Data entries
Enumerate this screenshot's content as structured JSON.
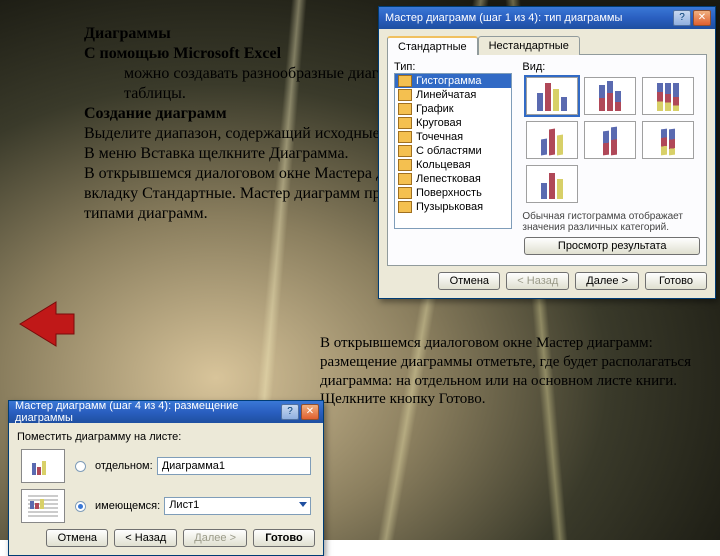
{
  "article": {
    "h1": "Диаграммы",
    "p1a": "С помощью Microsoft Excel",
    "p1b": "можно создавать разнообразные диаграммы на основе данных таблицы.",
    "h2": "Создание диаграмм",
    "p2": "Выделите диапазон, содержащий исходные данные.",
    "p3": "В меню Вставка щелкните Диаграмма.",
    "p4": "В открывшемся диалоговом окне Мастера диаграмм перейдите на вкладку Стандартные. Мастер диаграмм предоставляет набор рисунков с типами диаграмм."
  },
  "article2": {
    "text": "В открывшемся диалоговом окне Мастер диаграмм: размещение диаграммы отметьте, где будет располагаться диаграмма: на отдельном или на основном листе книги. Щелкните кнопку Готово."
  },
  "nav": {
    "back_label": "back-arrow"
  },
  "dlg1": {
    "title": "Мастер диаграмм (шаг 1 из 4): тип диаграммы",
    "tab1": "Стандартные",
    "tab2": "Нестандартные",
    "label_type": "Тип:",
    "label_view": "Вид:",
    "types": [
      "Гистограмма",
      "Линейчатая",
      "График",
      "Круговая",
      "Точечная",
      "С областями",
      "Кольцевая",
      "Лепестковая",
      "Поверхность",
      "Пузырьковая"
    ],
    "selected_type": "Гистограмма",
    "desc": "Обычная гистограмма отображает значения различных категорий.",
    "preview_chk": "Просмотр результата",
    "btn_cancel": "Отмена",
    "btn_back": "< Назад",
    "btn_next": "Далее >",
    "btn_done": "Готово",
    "help": "?",
    "close": "✕"
  },
  "dlg2": {
    "title": "Мастер диаграмм (шаг 4 из 4): размещение диаграммы",
    "legend": "Поместить диаграмму на листе:",
    "opt1_label": "отдельном:",
    "opt1_value": "Диаграмма1",
    "opt2_label": "имеющемся:",
    "opt2_value": "Лист1",
    "btn_cancel": "Отмена",
    "btn_back": "< Назад",
    "btn_next": "Далее >",
    "btn_done": "Готово",
    "help": "?",
    "close": "✕"
  },
  "colors": {
    "accent": "#2a5fc0",
    "bar_a": "#5a6ab0",
    "bar_b": "#b04858",
    "bar_c": "#d8d068",
    "sel": "#316ac5"
  }
}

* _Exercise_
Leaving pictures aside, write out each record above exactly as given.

* _Exercise answer_
Enumerate this screenshot's content as structured JSON.
{
  "article": {
    "h1": "Диаграммы",
    "p1a": "С помощью Microsoft Excel",
    "p1b": "можно создавать разнообразные диаграммы на основе данных таблицы.",
    "h2": "Создание диаграмм",
    "p2": "Выделите диапазон, содержащий исходные данные.",
    "p3": "В меню Вставка щелкните Диаграмма.",
    "p4": "В открывшемся диалоговом окне Мастера диаграмм перейдите на вкладку Стандартные. Мастер диаграмм предоставляет набор рисунков с типами диаграмм."
  },
  "article2": {
    "text": "В открывшемся диалоговом окне Мастер диаграмм: размещение диаграммы отметьте, где будет располагаться диаграмма: на отдельном или на основном листе книги. Щелкните кнопку Готово."
  },
  "nav": {
    "back_label": "back-arrow"
  },
  "dlg1": {
    "title": "Мастер диаграмм (шаг 1 из 4): тип диаграммы",
    "tab1": "Стандартные",
    "tab2": "Нестандартные",
    "label_type": "Тип:",
    "label_view": "Вид:",
    "types": [
      "Гистограмма",
      "Линейчатая",
      "График",
      "Круговая",
      "Точечная",
      "С областями",
      "Кольцевая",
      "Лепестковая",
      "Поверхность",
      "Пузырьковая"
    ],
    "selected_type": "Гистограмма",
    "desc": "Обычная гистограмма отображает значения различных категорий.",
    "preview_chk": "Просмотр результата",
    "btn_cancel": "Отмена",
    "btn_back": "< Назад",
    "btn_next": "Далее >",
    "btn_done": "Готово",
    "help": "?",
    "close": "✕"
  },
  "dlg2": {
    "title": "Мастер диаграмм (шаг 4 из 4): размещение диаграммы",
    "legend": "Поместить диаграмму на листе:",
    "opt1_label": "отдельном:",
    "opt1_value": "Диаграмма1",
    "opt2_label": "имеющемся:",
    "opt2_value": "Лист1",
    "btn_cancel": "Отмена",
    "btn_back": "< Назад",
    "btn_next": "Далее >",
    "btn_done": "Готово",
    "help": "?",
    "close": "✕"
  },
  "colors": {
    "accent": "#2a5fc0",
    "bar_a": "#5a6ab0",
    "bar_b": "#b04858",
    "bar_c": "#d8d068",
    "sel": "#316ac5"
  }
}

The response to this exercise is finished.